Sprinkle the topping on the berries and roast uncovered in the oven for 25 minutes.

Remove and let cool a bit before serving.  Creme fraiche or sour cream is always nice if you have it.  There's a lovely intensity to the berries that is very different from eating them fresh.

As a passionate collector of textiles and linens, I found this tea towel in a thrift shop, embroidered with "BP" in red thread.  So far, I'm stumped beyond "B is for beautiful".


Yesterday I came home to a lovely package of fresh herbs on the front step:  thyme, tarragon, oregano, and sage leaves, all now hanging from a rafter for drying, and two little cups of thyme plants - heaven.  Many thanks to my friend Pamela - I love them!

Wednesday, June 11, 2014

avocado and plum tomato salad with chive blossoms and Italian parsley

A few warm days teased us into thinking summer was here.  But the last few mornings have been chilly although checking the garden and herbs proved the chive plants like this weather, sending out fat lavender blossoms I love to nibble on.  

Most years I pick the blossoms and make chive blossom vinegar, but I found I still had plenty in the fridge from last year.  Instead I made a summer salad sprinkled with chive blossoms I plucked apart, instead of using my usual sliced red onions.  The flowers have a delightful mild oniony flavor that doesn't overpower the delicate avocado.

Even though I'm sitting down to a summer-y lunch wearing a turtleneck and jeans, I'm barefoot and thinking I just might get out my bathing suit today.  I saw several children swimming at the pond yesterday, splashing and shrieking with delight - so it can't be so cold after all.  

Avocado-Plum Tomato salad with Chive Blossoms

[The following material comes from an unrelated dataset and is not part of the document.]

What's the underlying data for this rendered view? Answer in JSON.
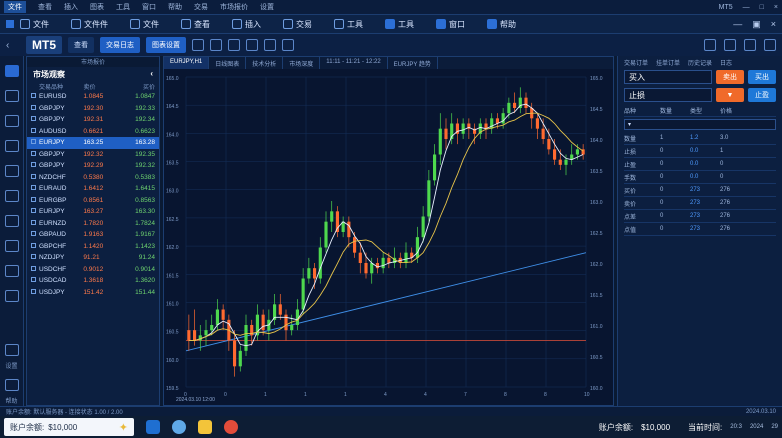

1 large garlic clove, sliced in half
2 tablespoons olive oil
2 tablespoons red wine vinegar
1/2 teaspoon kosher salt
freshly ground pepper
1 teaspoon minced fresh oregano (dried is fine if that's all you have)
4 basil leaves, sliced
6 large chive blossoms
1 tablespoon chopped Italian parsley

2 large avocados
2 or 3 large plum tomatoes, cut into large dice
1 tablespoon fresh lemon juice

Use a melon baller to scoop out the avocado ( thus avoiding the few bruised spots I found when I cut mine open) into a small bowl, sprinkle with the lemon juice and set aside.

Rub the serving bowl or dish with the cut sides of the garlic clove.  Discard the cloves.
Add the olive oil, red wine vinegar, salt and pepper, and mix well with a fork.
Add the herbs to the dressing - the oregano, basil, parsley.  Pluck the petals from three of the chive blossoms and add to the dressing.

Just before serving, add the avocado balls and the diced tomatoes to the dressing and toss very gently.  Garnish with a few chive blossoms and serve with crusty bread and butter.

Happy June!